» **Your objective**
Print out each entry below in full, exactly as given, excluding pictures.

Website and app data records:

┄┄┄┄┄┄┄┄┄┄┄┄┄┄┄┄┄┄┄┄

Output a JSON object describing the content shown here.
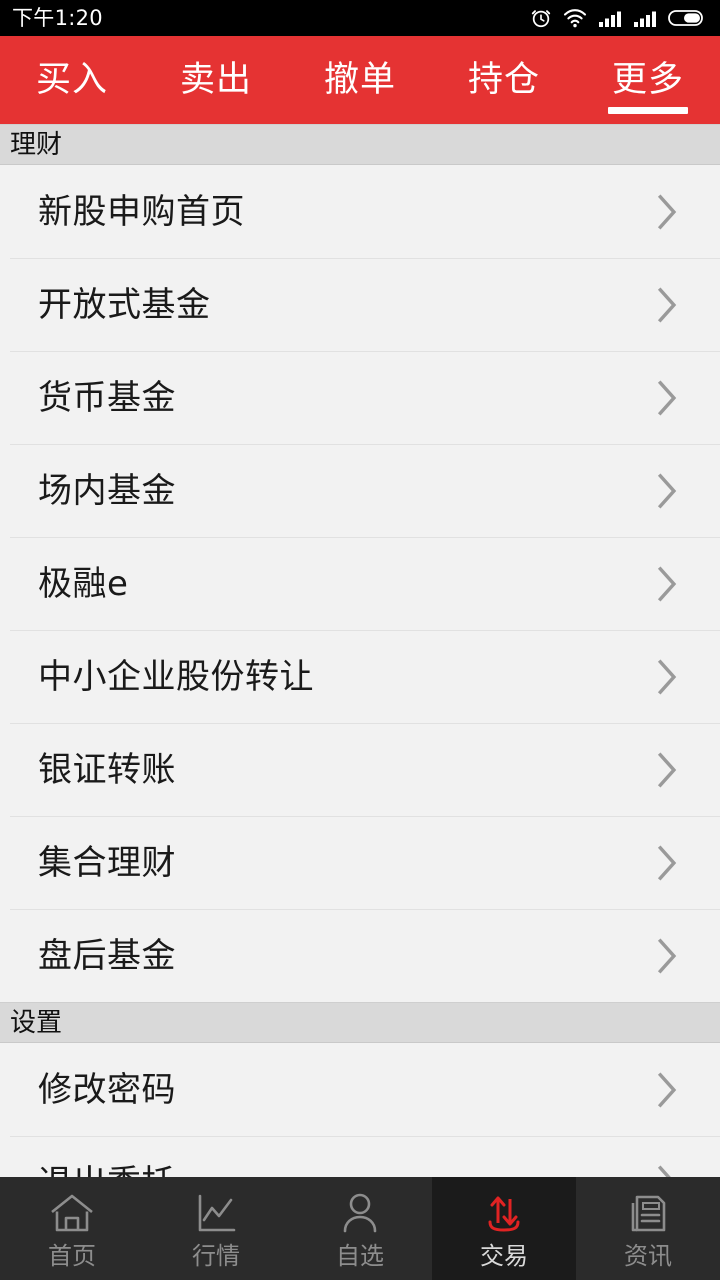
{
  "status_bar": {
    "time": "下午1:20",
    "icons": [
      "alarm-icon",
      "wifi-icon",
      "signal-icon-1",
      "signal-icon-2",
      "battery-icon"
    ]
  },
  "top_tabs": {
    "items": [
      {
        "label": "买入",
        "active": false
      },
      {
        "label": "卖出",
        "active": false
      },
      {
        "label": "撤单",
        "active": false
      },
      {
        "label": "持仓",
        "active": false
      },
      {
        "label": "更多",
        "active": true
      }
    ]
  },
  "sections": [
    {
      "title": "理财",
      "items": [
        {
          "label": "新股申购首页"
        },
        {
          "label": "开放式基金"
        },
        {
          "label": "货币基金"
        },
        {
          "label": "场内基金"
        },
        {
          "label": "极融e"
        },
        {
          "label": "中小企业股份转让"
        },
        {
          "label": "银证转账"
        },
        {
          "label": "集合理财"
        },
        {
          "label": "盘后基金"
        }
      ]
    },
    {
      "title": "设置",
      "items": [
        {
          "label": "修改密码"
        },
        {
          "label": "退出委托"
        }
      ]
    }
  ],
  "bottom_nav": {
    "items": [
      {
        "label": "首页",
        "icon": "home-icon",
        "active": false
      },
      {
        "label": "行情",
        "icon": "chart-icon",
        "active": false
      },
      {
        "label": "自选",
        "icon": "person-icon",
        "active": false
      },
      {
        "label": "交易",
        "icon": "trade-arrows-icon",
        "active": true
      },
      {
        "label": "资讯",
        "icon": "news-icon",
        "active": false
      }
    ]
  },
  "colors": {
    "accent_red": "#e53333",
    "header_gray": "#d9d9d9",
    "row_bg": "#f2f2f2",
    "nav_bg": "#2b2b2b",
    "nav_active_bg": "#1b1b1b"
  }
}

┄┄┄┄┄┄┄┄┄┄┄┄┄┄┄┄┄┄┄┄

» **Task solution**
Output a JSON object describing the content shown here.
{
  "status_bar": {
    "time": "下午1:20",
    "icons": [
      "alarm-icon",
      "wifi-icon",
      "signal-icon-1",
      "signal-icon-2",
      "battery-icon"
    ]
  },
  "top_tabs": {
    "items": [
      {
        "label": "买入",
        "active": false
      },
      {
        "label": "卖出",
        "active": false
      },
      {
        "label": "撤单",
        "active": false
      },
      {
        "label": "持仓",
        "active": false
      },
      {
        "label": "更多",
        "active": true
      }
    ]
  },
  "sections": [
    {
      "title": "理财",
      "items": [
        {
          "label": "新股申购首页"
        },
        {
          "label": "开放式基金"
        },
        {
          "label": "货币基金"
        },
        {
          "label": "场内基金"
        },
        {
          "label": "极融e"
        },
        {
          "label": "中小企业股份转让"
        },
        {
          "label": "银证转账"
        },
        {
          "label": "集合理财"
        },
        {
          "label": "盘后基金"
        }
      ]
    },
    {
      "title": "设置",
      "items": [
        {
          "label": "修改密码"
        },
        {
          "label": "退出委托"
        }
      ]
    }
  ],
  "bottom_nav": {
    "items": [
      {
        "label": "首页",
        "icon": "home-icon",
        "active": false
      },
      {
        "label": "行情",
        "icon": "chart-icon",
        "active": false
      },
      {
        "label": "自选",
        "icon": "person-icon",
        "active": false
      },
      {
        "label": "交易",
        "icon": "trade-arrows-icon",
        "active": true
      },
      {
        "label": "资讯",
        "icon": "news-icon",
        "active": false
      }
    ]
  },
  "colors": {
    "accent_red": "#e53333",
    "header_gray": "#d9d9d9",
    "row_bg": "#f2f2f2",
    "nav_bg": "#2b2b2b",
    "nav_active_bg": "#1b1b1b"
  }
}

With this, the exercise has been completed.